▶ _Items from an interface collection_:
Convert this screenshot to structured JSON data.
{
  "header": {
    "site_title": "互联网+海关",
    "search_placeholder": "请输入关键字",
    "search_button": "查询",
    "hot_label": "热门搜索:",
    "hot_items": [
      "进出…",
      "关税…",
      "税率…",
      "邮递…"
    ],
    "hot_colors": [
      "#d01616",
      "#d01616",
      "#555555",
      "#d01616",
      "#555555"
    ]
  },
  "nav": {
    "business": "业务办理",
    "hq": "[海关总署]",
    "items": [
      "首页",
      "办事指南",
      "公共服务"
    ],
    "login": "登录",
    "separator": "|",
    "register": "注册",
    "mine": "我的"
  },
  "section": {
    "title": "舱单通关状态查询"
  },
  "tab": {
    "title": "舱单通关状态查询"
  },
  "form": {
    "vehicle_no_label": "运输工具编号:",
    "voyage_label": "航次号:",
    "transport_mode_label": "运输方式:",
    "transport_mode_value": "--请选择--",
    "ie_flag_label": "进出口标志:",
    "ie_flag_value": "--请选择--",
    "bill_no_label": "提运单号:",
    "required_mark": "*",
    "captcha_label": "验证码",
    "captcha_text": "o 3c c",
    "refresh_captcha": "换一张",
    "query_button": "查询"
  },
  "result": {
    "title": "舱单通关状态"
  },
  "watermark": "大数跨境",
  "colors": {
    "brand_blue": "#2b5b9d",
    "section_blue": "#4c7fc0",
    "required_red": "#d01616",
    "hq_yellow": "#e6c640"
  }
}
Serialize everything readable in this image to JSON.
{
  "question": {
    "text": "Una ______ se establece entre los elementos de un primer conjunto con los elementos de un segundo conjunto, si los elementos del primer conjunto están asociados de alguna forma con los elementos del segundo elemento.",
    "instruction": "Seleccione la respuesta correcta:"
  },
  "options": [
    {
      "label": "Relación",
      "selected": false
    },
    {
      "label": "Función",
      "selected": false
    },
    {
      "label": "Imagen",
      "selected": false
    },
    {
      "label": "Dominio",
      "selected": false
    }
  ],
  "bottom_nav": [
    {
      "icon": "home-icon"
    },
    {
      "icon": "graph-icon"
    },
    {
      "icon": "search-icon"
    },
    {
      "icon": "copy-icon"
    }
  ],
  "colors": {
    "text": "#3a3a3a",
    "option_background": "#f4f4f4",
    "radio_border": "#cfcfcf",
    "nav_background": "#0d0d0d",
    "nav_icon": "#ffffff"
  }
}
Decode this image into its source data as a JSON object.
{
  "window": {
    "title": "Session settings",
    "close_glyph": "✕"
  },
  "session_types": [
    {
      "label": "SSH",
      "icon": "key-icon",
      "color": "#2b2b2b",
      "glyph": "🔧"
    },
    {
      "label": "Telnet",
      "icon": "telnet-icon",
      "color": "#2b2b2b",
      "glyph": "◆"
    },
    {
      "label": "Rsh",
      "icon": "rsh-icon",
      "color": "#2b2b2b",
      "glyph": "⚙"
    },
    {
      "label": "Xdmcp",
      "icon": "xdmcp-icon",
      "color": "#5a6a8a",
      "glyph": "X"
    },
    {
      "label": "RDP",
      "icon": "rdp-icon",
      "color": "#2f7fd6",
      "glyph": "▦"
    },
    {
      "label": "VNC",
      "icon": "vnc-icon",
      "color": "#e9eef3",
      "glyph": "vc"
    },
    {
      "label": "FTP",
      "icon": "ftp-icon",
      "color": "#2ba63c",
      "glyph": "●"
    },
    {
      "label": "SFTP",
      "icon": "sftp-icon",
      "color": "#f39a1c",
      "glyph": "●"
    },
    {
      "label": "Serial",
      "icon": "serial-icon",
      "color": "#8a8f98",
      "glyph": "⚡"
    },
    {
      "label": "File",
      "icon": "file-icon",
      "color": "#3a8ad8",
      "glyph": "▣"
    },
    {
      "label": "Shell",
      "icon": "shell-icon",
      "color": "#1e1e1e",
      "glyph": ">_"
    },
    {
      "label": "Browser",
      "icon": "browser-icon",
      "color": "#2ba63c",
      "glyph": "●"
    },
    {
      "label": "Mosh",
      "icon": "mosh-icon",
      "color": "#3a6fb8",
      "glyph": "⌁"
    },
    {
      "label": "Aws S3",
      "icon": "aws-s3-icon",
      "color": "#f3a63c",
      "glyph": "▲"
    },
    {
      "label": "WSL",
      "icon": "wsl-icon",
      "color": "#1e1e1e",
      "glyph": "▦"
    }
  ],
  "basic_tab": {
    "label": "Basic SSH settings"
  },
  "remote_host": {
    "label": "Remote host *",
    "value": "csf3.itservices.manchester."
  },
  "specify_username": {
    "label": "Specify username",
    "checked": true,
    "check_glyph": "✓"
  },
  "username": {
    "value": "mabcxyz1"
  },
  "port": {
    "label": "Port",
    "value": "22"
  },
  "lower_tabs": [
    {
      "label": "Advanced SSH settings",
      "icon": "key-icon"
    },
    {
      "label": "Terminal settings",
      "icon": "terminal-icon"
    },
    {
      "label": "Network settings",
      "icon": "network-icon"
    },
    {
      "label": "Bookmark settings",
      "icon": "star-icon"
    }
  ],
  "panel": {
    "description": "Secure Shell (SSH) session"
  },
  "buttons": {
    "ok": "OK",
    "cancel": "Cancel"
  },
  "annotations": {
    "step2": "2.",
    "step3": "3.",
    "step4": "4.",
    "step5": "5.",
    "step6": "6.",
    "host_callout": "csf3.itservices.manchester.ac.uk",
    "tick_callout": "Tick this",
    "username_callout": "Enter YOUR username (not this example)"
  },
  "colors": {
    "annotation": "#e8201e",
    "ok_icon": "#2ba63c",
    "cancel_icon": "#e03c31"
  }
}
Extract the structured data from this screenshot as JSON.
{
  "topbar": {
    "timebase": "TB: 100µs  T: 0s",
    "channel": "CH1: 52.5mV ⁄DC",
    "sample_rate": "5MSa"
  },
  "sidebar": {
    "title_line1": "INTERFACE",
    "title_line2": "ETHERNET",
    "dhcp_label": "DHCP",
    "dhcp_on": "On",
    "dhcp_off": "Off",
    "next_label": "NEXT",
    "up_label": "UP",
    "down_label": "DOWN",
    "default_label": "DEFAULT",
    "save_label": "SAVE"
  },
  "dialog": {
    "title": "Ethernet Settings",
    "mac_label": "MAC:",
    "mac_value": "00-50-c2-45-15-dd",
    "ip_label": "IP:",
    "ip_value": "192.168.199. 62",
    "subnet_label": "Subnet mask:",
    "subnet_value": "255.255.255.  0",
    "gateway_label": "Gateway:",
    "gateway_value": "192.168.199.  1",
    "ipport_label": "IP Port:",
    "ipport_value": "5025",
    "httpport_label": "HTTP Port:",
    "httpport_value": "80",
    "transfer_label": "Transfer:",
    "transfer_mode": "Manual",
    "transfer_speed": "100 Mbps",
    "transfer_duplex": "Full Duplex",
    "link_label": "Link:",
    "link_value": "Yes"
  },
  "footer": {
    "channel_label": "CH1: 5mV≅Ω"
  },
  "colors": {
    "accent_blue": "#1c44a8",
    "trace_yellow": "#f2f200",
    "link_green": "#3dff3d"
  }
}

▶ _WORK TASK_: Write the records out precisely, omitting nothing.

▶ _SOLUTION TO THIS EXERCISE_:
Convert this screenshot to structured JSON data.
{
  "header": {
    "site_title": "互联网+海关",
    "search_placeholder": "请输入关键字",
    "search_button": "查询",
    "hot_label": "热门搜索:",
    "hot_items": [
      "进出…",
      "关税…",
      "税率…",
      "邮递…"
    ],
    "hot_colors": [
      "#d01616",
      "#d01616",
      "#555555",
      "#d01616",
      "#555555"
    ]
  },
  "nav": {
    "business": "业务办理",
    "hq": "[海关总署]",
    "items": [
      "首页",
      "办事指南",
      "公共服务"
    ],
    "login": "登录",
    "separator": "|",
    "register": "注册",
    "mine": "我的"
  },
  "section": {
    "title": "舱单通关状态查询"
  },
  "tab": {
    "title": "舱单通关状态查询"
  },
  "form": {
    "vehicle_no_label": "运输工具编号:",
    "voyage_label": "航次号:",
    "transport_mode_label": "运输方式:",
    "transport_mode_value": "--请选择--",
    "ie_flag_label": "进出口标志:",
    "ie_flag_value": "--请选择--",
    "bill_no_label": "提运单号:",
    "required_mark": "*",
    "captcha_label": "验证码",
    "captcha_text": "o 3c c",
    "refresh_captcha": "换一张",
    "query_button": "查询"
  },
  "result": {
    "title": "舱单通关状态"
  },
  "watermark": "大数跨境",
  "colors": {
    "brand_blue": "#2b5b9d",
    "section_blue": "#4c7fc0",
    "required_red": "#d01616",
    "hq_yellow": "#e6c640"
  }
}
Serialize everything readable in this image to JSON.
{
  "question": {
    "text": "Una ______ se establece entre los elementos de un primer conjunto con los elementos de un segundo conjunto, si los elementos del primer conjunto están asociados de alguna forma con los elementos del segundo elemento.",
    "instruction": "Seleccione la respuesta correcta:"
  },
  "options": [
    {
      "label": "Relación",
      "selected": false
    },
    {
      "label": "Función",
      "selected": false
    },
    {
      "label": "Imagen",
      "selected": false
    },
    {
      "label": "Dominio",
      "selected": false
    }
  ],
  "bottom_nav": [
    {
      "icon": "home-icon"
    },
    {
      "icon": "graph-icon"
    },
    {
      "icon": "search-icon"
    },
    {
      "icon": "copy-icon"
    }
  ],
  "colors": {
    "text": "#3a3a3a",
    "option_background": "#f4f4f4",
    "radio_border": "#cfcfcf",
    "nav_background": "#0d0d0d",
    "nav_icon": "#ffffff"
  }
}
Decode this image into its source data as a JSON object.
{
  "window": {
    "title": "Session settings",
    "close_glyph": "✕"
  },
  "session_types": [
    {
      "label": "SSH",
      "icon": "key-icon",
      "color": "#2b2b2b",
      "glyph": "🔧"
    },
    {
      "label": "Telnet",
      "icon": "telnet-icon",
      "color": "#2b2b2b",
      "glyph": "◆"
    },
    {
      "label": "Rsh",
      "icon": "rsh-icon",
      "color": "#2b2b2b",
      "glyph": "⚙"
    },
    {
      "label": "Xdmcp",
      "icon": "xdmcp-icon",
      "color": "#5a6a8a",
      "glyph": "X"
    },
    {
      "label": "RDP",
      "icon": "rdp-icon",
      "color": "#2f7fd6",
      "glyph": "▦"
    },
    {
      "label": "VNC",
      "icon": "vnc-icon",
      "color": "#e9eef3",
      "glyph": "vc"
    },
    {
      "label": "FTP",
      "icon": "ftp-icon",
      "color": "#2ba63c",
      "glyph": "●"
    },
    {
      "label": "SFTP",
      "icon": "sftp-icon",
      "color": "#f39a1c",
      "glyph": "●"
    },
    {
      "label": "Serial",
      "icon": "serial-icon",
      "color": "#8a8f98",
      "glyph": "⚡"
    },
    {
      "label": "File",
      "icon": "file-icon",
      "color": "#3a8ad8",
      "glyph": "▣"
    },
    {
      "label": "Shell",
      "icon": "shell-icon",
      "color": "#1e1e1e",
      "glyph": ">_"
    },
    {
      "label": "Browser",
      "icon": "browser-icon",
      "color": "#2ba63c",
      "glyph": "●"
    },
    {
      "label": "Mosh",
      "icon": "mosh-icon",
      "color": "#3a6fb8",
      "glyph": "⌁"
    },
    {
      "label": "Aws S3",
      "icon": "aws-s3-icon",
      "color": "#f3a63c",
      "glyph": "▲"
    },
    {
      "label": "WSL",
      "icon": "wsl-icon",
      "color": "#1e1e1e",
      "glyph": "▦"
    }
  ],
  "basic_tab": {
    "label": "Basic SSH settings"
  },
  "remote_host": {
    "label": "Remote host *",
    "value": "csf3.itservices.manchester."
  },
  "specify_username": {
    "label": "Specify username",
    "checked": true,
    "check_glyph": "✓"
  },
  "username": {
    "value": "mabcxyz1"
  },
  "port": {
    "label": "Port",
    "value": "22"
  },
  "lower_tabs": [
    {
      "label": "Advanced SSH settings",
      "icon": "key-icon"
    },
    {
      "label": "Terminal settings",
      "icon": "terminal-icon"
    },
    {
      "label": "Network settings",
      "icon": "network-icon"
    },
    {
      "label": "Bookmark settings",
      "icon": "star-icon"
    }
  ],
  "panel": {
    "description": "Secure Shell (SSH) session"
  },
  "buttons": {
    "ok": "OK",
    "cancel": "Cancel"
  },
  "annotations": {
    "step2": "2.",
    "step3": "3.",
    "step4": "4.",
    "step5": "5.",
    "step6": "6.",
    "host_callout": "csf3.itservices.manchester.ac.uk",
    "tick_callout": "Tick this",
    "username_callout": "Enter YOUR username (not this example)"
  },
  "colors": {
    "annotation": "#e8201e",
    "ok_icon": "#2ba63c",
    "cancel_icon": "#e03c31"
  }
}
Extract the structured data from this screenshot as JSON.
{
  "topbar": {
    "timebase": "TB: 100µs  T: 0s",
    "channel": "CH1: 52.5mV ⁄DC",
    "sample_rate": "5MSa"
  },
  "sidebar": {
    "title_line1": "INTERFACE",
    "title_line2": "ETHERNET",
    "dhcp_label": "DHCP",
    "dhcp_on": "On",
    "dhcp_off": "Off",
    "next_label": "NEXT",
    "up_label": "UP",
    "down_label": "DOWN",
    "default_label": "DEFAULT",
    "save_label": "SAVE"
  },
  "dialog": {
    "title": "Ethernet Settings",
    "mac_label": "MAC:",
    "mac_value": "00-50-c2-45-15-dd",
    "ip_label": "IP:",
    "ip_value": "192.168.199. 62",
    "subnet_label": "Subnet mask:",
    "subnet_value": "255.255.255.  0",
    "gateway_label": "Gateway:",
    "gateway_value": "192.168.199.  1",
    "ipport_label": "IP Port:",
    "ipport_value": "5025",
    "httpport_label": "HTTP Port:",
    "httpport_value": "80",
    "transfer_label": "Transfer:",
    "transfer_mode": "Manual",
    "transfer_speed": "100 Mbps",
    "transfer_duplex": "Full Duplex",
    "link_label": "Link:",
    "link_value": "Yes"
  },
  "footer": {
    "channel_label": "CH1: 5mV≅Ω"
  },
  "colors": {
    "accent_blue": "#1c44a8",
    "trace_yellow": "#f2f200",
    "link_green": "#3dff3d"
  }
}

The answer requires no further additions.